### Instructions to follow:
In the records that follow, find each line containing "icon" and copy it.

Records from a collection:
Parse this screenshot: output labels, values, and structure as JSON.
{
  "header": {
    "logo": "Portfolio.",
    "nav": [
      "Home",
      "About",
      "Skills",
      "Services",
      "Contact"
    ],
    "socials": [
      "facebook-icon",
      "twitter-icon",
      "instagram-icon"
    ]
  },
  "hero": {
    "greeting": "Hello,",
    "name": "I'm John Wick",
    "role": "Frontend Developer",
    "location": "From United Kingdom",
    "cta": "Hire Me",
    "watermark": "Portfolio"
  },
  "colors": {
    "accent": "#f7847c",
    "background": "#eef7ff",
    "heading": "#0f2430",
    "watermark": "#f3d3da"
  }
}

### Solution for this exercise:
      "facebook-icon",
      "twitter-icon",
      "instagram-icon"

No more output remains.